━━━ Material for this exercise

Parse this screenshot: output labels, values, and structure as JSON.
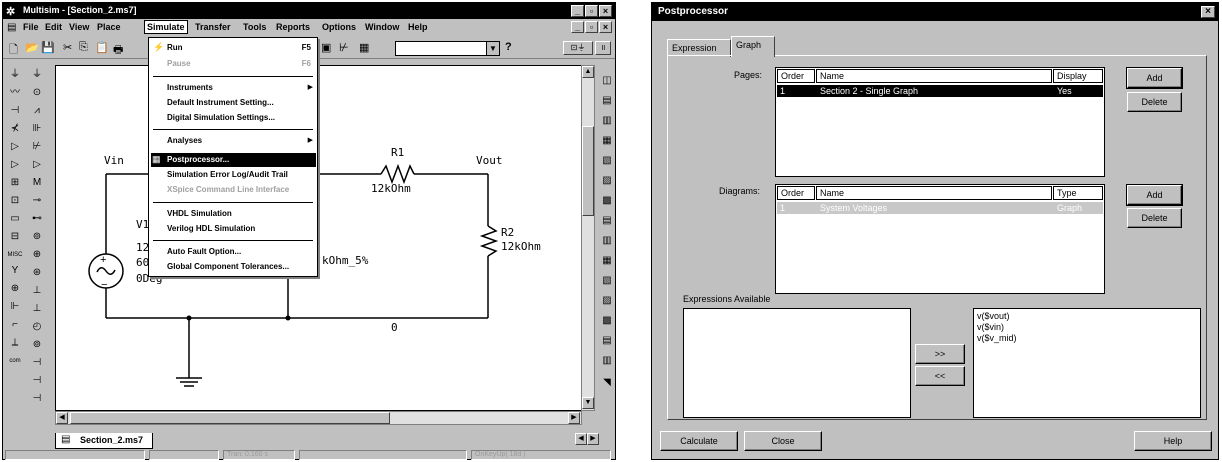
{
  "multisim": {
    "title": "Multisim - [Section_2.ms7]",
    "menu": [
      "File",
      "Edit",
      "View",
      "Place",
      "Simulate",
      "Transfer",
      "Tools",
      "Reports",
      "Options",
      "Window",
      "Help"
    ],
    "simulate_menu": {
      "run": "Run",
      "run_key": "F5",
      "pause": "Pause",
      "pause_key": "F6",
      "instruments": "Instruments",
      "default_instrument": "Default Instrument Setting...",
      "digital_sim": "Digital Simulation Settings...",
      "analyses": "Analyses",
      "postprocessor": "Postprocessor...",
      "error_log": "Simulation Error Log/Audit Trail",
      "xspice": "XSpice Command Line Interface",
      "vhdl": "VHDL Simulation",
      "verilog": "Verilog HDL Simulation",
      "auto_fault": "Auto Fault Option...",
      "global_tol": "Global Component Tolerances..."
    },
    "schematic": {
      "vin": "Vin",
      "vout": "Vout",
      "r1": "R1",
      "r1_val": "12kOhm",
      "r2": "R2",
      "r2_val": "12kOhm",
      "v1": "V1",
      "v1_l1": "12",
      "v1_l2": "60",
      "v1_l3": "0Deg",
      "rmid": "kOhm_5%",
      "node0": "0"
    },
    "tab": "Section_2.ms7",
    "status": [
      "",
      "",
      "Tran: 0.160 s",
      "",
      "OnKeyUp( 18d )"
    ]
  },
  "postprocessor": {
    "title": "Postprocessor",
    "tabs": [
      "Expression",
      "Graph"
    ],
    "pages_label": "Pages:",
    "diagrams_label": "Diagrams:",
    "pages_headers": [
      "Order",
      "Name",
      "Display"
    ],
    "pages_rows": [
      {
        "order": "1",
        "name": "Section 2 - Single Graph",
        "display": "Yes"
      }
    ],
    "diagrams_headers": [
      "Order",
      "Name",
      "Type"
    ],
    "diagrams_rows": [
      {
        "order": "1",
        "name": "System Voltages",
        "type": "Graph"
      }
    ],
    "add": "Add",
    "delete": "Delete",
    "expressions_available": "Expressions Available",
    "move_right": ">>",
    "move_left": "<<",
    "expressions": [
      "v($vout)",
      "v($vin)",
      "v($v_mid)"
    ],
    "calculate": "Calculate",
    "close": "Close",
    "help": "Help"
  }
}
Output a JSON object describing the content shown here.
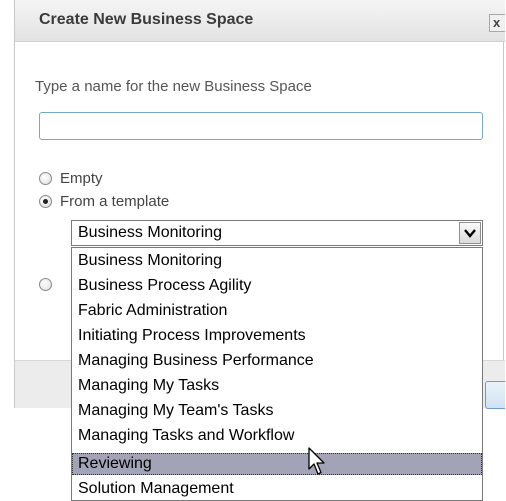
{
  "dialog": {
    "title": "Create New Business Space",
    "close_glyph": "x",
    "prompt": "Type a name for the new Business Space",
    "name_value": "",
    "radio_options": [
      {
        "label": "Empty",
        "checked": false
      },
      {
        "label": "From a template",
        "checked": true
      },
      {
        "label": "",
        "checked": false
      }
    ]
  },
  "template_select": {
    "selected": "Business Monitoring",
    "arrow_icon": "chevron-down-icon",
    "highlighted_index": 8,
    "options": [
      "Business Monitoring",
      "Business Process Agility",
      "Fabric Administration",
      "Initiating Process Improvements",
      "Managing Business Performance",
      "Managing My Tasks",
      "Managing My Team's Tasks",
      "Managing Tasks and Workflow",
      "Reviewing",
      "Solution Management"
    ]
  },
  "colors": {
    "highlight": "#a3a3b8",
    "input_border": "#7aa7c6"
  },
  "cursor_icon": "mouse-pointer-icon"
}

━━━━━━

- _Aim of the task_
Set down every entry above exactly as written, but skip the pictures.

- _Your solution_
Parse this screenshot: output labels, values, and structure as JSON.
{
  "multisim": {
    "title": "Multisim - [Section_2.ms7]",
    "menu": [
      "File",
      "Edit",
      "View",
      "Place",
      "Simulate",
      "Transfer",
      "Tools",
      "Reports",
      "Options",
      "Window",
      "Help"
    ],
    "simulate_menu": {
      "run": "Run",
      "run_key": "F5",
      "pause": "Pause",
      "pause_key": "F6",
      "instruments": "Instruments",
      "default_instrument": "Default Instrument Setting...",
      "digital_sim": "Digital Simulation Settings...",
      "analyses": "Analyses",
      "postprocessor": "Postprocessor...",
      "error_log": "Simulation Error Log/Audit Trail",
      "xspice": "XSpice Command Line Interface",
      "vhdl": "VHDL Simulation",
      "verilog": "Verilog HDL Simulation",
      "auto_fault": "Auto Fault Option...",
      "global_tol": "Global Component Tolerances..."
    },
    "schematic": {
      "vin": "Vin",
      "vout": "Vout",
      "r1": "R1",
      "r1_val": "12kOhm",
      "r2": "R2",
      "r2_val": "12kOhm",
      "v1": "V1",
      "v1_l1": "12",
      "v1_l2": "60",
      "v1_l3": "0Deg",
      "rmid": "kOhm_5%",
      "node0": "0"
    },
    "tab": "Section_2.ms7",
    "status": [
      "",
      "",
      "Tran: 0.160 s",
      "",
      "OnKeyUp( 18d )"
    ]
  },
  "postprocessor": {
    "title": "Postprocessor",
    "tabs": [
      "Expression",
      "Graph"
    ],
    "pages_label": "Pages:",
    "diagrams_label": "Diagrams:",
    "pages_headers": [
      "Order",
      "Name",
      "Display"
    ],
    "pages_rows": [
      {
        "order": "1",
        "name": "Section 2 - Single Graph",
        "display": "Yes"
      }
    ],
    "diagrams_headers": [
      "Order",
      "Name",
      "Type"
    ],
    "diagrams_rows": [
      {
        "order": "1",
        "name": "System Voltages",
        "type": "Graph"
      }
    ],
    "add": "Add",
    "delete": "Delete",
    "expressions_available": "Expressions Available",
    "move_right": ">>",
    "move_left": "<<",
    "expressions": [
      "v($vout)",
      "v($vin)",
      "v($v_mid)"
    ],
    "calculate": "Calculate",
    "close": "Close",
    "help": "Help"
  }
}
Output a JSON object describing the content shown here.
{
  "dialog": {
    "title": "Create New Business Space",
    "close_glyph": "x",
    "prompt": "Type a name for the new Business Space",
    "name_value": "",
    "radio_options": [
      {
        "label": "Empty",
        "checked": false
      },
      {
        "label": "From a template",
        "checked": true
      },
      {
        "label": "",
        "checked": false
      }
    ]
  },
  "template_select": {
    "selected": "Business Monitoring",
    "arrow_icon": "chevron-down-icon",
    "highlighted_index": 8,
    "options": [
      "Business Monitoring",
      "Business Process Agility",
      "Fabric Administration",
      "Initiating Process Improvements",
      "Managing Business Performance",
      "Managing My Tasks",
      "Managing My Team's Tasks",
      "Managing Tasks and Workflow",
      "Reviewing",
      "Solution Management"
    ]
  },
  "colors": {
    "highlight": "#a3a3b8",
    "input_border": "#7aa7c6"
  },
  "cursor_icon": "mouse-pointer-icon"
}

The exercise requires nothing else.